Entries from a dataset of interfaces
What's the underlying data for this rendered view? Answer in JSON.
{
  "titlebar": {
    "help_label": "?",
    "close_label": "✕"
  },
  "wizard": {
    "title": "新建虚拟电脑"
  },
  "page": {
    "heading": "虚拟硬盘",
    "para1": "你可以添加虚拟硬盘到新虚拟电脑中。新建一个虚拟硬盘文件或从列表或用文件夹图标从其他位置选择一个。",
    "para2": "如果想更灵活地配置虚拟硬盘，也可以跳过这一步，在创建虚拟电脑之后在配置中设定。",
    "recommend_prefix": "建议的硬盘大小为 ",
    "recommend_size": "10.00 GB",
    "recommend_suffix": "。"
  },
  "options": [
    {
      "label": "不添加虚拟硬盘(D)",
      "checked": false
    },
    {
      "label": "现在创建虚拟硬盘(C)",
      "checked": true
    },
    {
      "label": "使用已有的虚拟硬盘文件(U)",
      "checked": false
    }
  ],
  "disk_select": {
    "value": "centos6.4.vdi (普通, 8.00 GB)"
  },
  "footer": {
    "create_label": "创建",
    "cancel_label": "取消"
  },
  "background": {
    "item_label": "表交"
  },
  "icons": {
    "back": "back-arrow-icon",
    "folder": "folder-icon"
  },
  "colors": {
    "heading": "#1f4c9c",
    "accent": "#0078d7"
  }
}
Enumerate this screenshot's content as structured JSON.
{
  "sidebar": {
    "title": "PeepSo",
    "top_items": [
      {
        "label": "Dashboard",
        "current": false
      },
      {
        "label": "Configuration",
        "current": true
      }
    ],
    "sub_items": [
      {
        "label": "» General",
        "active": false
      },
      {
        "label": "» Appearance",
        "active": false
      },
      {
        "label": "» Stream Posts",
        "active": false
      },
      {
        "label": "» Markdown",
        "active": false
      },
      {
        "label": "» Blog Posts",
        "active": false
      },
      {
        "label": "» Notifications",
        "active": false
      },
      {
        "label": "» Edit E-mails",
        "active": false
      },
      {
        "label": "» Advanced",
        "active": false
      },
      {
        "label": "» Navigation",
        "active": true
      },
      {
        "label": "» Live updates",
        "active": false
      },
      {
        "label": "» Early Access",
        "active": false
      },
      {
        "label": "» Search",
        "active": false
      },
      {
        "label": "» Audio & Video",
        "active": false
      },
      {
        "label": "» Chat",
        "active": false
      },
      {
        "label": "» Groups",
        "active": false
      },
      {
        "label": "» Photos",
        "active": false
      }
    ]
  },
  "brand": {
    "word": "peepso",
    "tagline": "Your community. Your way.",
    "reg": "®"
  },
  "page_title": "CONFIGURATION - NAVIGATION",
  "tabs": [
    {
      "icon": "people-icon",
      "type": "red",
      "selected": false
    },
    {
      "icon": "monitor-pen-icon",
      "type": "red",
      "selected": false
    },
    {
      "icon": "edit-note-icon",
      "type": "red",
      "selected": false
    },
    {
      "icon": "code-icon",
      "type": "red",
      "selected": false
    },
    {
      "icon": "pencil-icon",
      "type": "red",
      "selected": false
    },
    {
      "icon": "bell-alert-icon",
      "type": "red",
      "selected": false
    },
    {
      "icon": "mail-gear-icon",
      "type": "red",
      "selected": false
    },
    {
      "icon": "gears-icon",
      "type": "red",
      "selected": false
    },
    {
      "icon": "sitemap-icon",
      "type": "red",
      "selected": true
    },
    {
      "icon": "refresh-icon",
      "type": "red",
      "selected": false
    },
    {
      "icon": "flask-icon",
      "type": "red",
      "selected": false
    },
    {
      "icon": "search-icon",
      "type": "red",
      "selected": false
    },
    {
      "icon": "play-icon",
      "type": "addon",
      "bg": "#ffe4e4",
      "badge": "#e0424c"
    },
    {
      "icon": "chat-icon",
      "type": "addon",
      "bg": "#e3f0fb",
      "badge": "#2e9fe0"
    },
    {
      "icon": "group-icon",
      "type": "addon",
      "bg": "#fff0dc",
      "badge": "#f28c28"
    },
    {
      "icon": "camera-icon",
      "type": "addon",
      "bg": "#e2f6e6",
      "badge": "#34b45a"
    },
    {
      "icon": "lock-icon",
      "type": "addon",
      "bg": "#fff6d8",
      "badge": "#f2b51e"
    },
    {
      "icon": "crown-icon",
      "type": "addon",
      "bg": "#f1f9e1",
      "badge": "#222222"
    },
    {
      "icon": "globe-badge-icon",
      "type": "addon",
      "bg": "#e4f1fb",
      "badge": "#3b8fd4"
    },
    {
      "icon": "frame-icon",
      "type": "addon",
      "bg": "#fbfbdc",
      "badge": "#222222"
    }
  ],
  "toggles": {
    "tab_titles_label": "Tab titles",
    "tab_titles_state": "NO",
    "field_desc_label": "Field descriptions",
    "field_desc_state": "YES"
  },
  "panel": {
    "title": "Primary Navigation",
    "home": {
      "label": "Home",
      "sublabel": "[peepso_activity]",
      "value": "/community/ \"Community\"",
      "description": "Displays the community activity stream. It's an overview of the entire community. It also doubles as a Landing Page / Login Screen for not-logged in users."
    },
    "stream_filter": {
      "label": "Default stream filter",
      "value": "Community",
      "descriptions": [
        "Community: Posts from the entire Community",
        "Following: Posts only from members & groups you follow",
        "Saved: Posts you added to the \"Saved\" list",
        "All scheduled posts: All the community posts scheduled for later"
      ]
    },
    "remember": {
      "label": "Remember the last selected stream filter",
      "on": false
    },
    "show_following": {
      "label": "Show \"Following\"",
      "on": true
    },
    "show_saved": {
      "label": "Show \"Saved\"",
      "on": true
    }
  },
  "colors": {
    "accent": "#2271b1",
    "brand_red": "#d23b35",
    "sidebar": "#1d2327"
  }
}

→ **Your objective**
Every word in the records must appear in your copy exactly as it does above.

→ **Answer to this task**
What's the underlying data for this rendered view? Answer in JSON.
{
  "titlebar": {
    "help_label": "?",
    "close_label": "✕"
  },
  "wizard": {
    "title": "新建虚拟电脑"
  },
  "page": {
    "heading": "虚拟硬盘",
    "para1": "你可以添加虚拟硬盘到新虚拟电脑中。新建一个虚拟硬盘文件或从列表或用文件夹图标从其他位置选择一个。",
    "para2": "如果想更灵活地配置虚拟硬盘，也可以跳过这一步，在创建虚拟电脑之后在配置中设定。",
    "recommend_prefix": "建议的硬盘大小为 ",
    "recommend_size": "10.00 GB",
    "recommend_suffix": "。"
  },
  "options": [
    {
      "label": "不添加虚拟硬盘(D)",
      "checked": false
    },
    {
      "label": "现在创建虚拟硬盘(C)",
      "checked": true
    },
    {
      "label": "使用已有的虚拟硬盘文件(U)",
      "checked": false
    }
  ],
  "disk_select": {
    "value": "centos6.4.vdi (普通, 8.00 GB)"
  },
  "footer": {
    "create_label": "创建",
    "cancel_label": "取消"
  },
  "background": {
    "item_label": "表交"
  },
  "icons": {
    "back": "back-arrow-icon",
    "folder": "folder-icon"
  },
  "colors": {
    "heading": "#1f4c9c",
    "accent": "#0078d7"
  }
}
Enumerate this screenshot's content as structured JSON.
{
  "sidebar": {
    "title": "PeepSo",
    "top_items": [
      {
        "label": "Dashboard",
        "current": false
      },
      {
        "label": "Configuration",
        "current": true
      }
    ],
    "sub_items": [
      {
        "label": "» General",
        "active": false
      },
      {
        "label": "» Appearance",
        "active": false
      },
      {
        "label": "» Stream Posts",
        "active": false
      },
      {
        "label": "» Markdown",
        "active": false
      },
      {
        "label": "» Blog Posts",
        "active": false
      },
      {
        "label": "» Notifications",
        "active": false
      },
      {
        "label": "» Edit E-mails",
        "active": false
      },
      {
        "label": "» Advanced",
        "active": false
      },
      {
        "label": "» Navigation",
        "active": true
      },
      {
        "label": "» Live updates",
        "active": false
      },
      {
        "label": "» Early Access",
        "active": false
      },
      {
        "label": "» Search",
        "active": false
      },
      {
        "label": "» Audio & Video",
        "active": false
      },
      {
        "label": "» Chat",
        "active": false
      },
      {
        "label": "» Groups",
        "active": false
      },
      {
        "label": "» Photos",
        "active": false
      }
    ]
  },
  "brand": {
    "word": "peepso",
    "tagline": "Your community. Your way.",
    "reg": "®"
  },
  "page_title": "CONFIGURATION - NAVIGATION",
  "tabs": [
    {
      "icon": "people-icon",
      "type": "red",
      "selected": false
    },
    {
      "icon": "monitor-pen-icon",
      "type": "red",
      "selected": false
    },
    {
      "icon": "edit-note-icon",
      "type": "red",
      "selected": false
    },
    {
      "icon": "code-icon",
      "type": "red",
      "selected": false
    },
    {
      "icon": "pencil-icon",
      "type": "red",
      "selected": false
    },
    {
      "icon": "bell-alert-icon",
      "type": "red",
      "selected": false
    },
    {
      "icon": "mail-gear-icon",
      "type": "red",
      "selected": false
    },
    {
      "icon": "gears-icon",
      "type": "red",
      "selected": false
    },
    {
      "icon": "sitemap-icon",
      "type": "red",
      "selected": true
    },
    {
      "icon": "refresh-icon",
      "type": "red",
      "selected": false
    },
    {
      "icon": "flask-icon",
      "type": "red",
      "selected": false
    },
    {
      "icon": "search-icon",
      "type": "red",
      "selected": false
    },
    {
      "icon": "play-icon",
      "type": "addon",
      "bg": "#ffe4e4",
      "badge": "#e0424c"
    },
    {
      "icon": "chat-icon",
      "type": "addon",
      "bg": "#e3f0fb",
      "badge": "#2e9fe0"
    },
    {
      "icon": "group-icon",
      "type": "addon",
      "bg": "#fff0dc",
      "badge": "#f28c28"
    },
    {
      "icon": "camera-icon",
      "type": "addon",
      "bg": "#e2f6e6",
      "badge": "#34b45a"
    },
    {
      "icon": "lock-icon",
      "type": "addon",
      "bg": "#fff6d8",
      "badge": "#f2b51e"
    },
    {
      "icon": "crown-icon",
      "type": "addon",
      "bg": "#f1f9e1",
      "badge": "#222222"
    },
    {
      "icon": "globe-badge-icon",
      "type": "addon",
      "bg": "#e4f1fb",
      "badge": "#3b8fd4"
    },
    {
      "icon": "frame-icon",
      "type": "addon",
      "bg": "#fbfbdc",
      "badge": "#222222"
    }
  ],
  "toggles": {
    "tab_titles_label": "Tab titles",
    "tab_titles_state": "NO",
    "field_desc_label": "Field descriptions",
    "field_desc_state": "YES"
  },
  "panel": {
    "title": "Primary Navigation",
    "home": {
      "label": "Home",
      "sublabel": "[peepso_activity]",
      "value": "/community/ \"Community\"",
      "description": "Displays the community activity stream. It's an overview of the entire community. It also doubles as a Landing Page / Login Screen for not-logged in users."
    },
    "stream_filter": {
      "label": "Default stream filter",
      "value": "Community",
      "descriptions": [
        "Community: Posts from the entire Community",
        "Following: Posts only from members & groups you follow",
        "Saved: Posts you added to the \"Saved\" list",
        "All scheduled posts: All the community posts scheduled for later"
      ]
    },
    "remember": {
      "label": "Remember the last selected stream filter",
      "on": false
    },
    "show_following": {
      "label": "Show \"Following\"",
      "on": true
    },
    "show_saved": {
      "label": "Show \"Saved\"",
      "on": true
    }
  },
  "colors": {
    "accent": "#2271b1",
    "brand_red": "#d23b35",
    "sidebar": "#1d2327"
  }
}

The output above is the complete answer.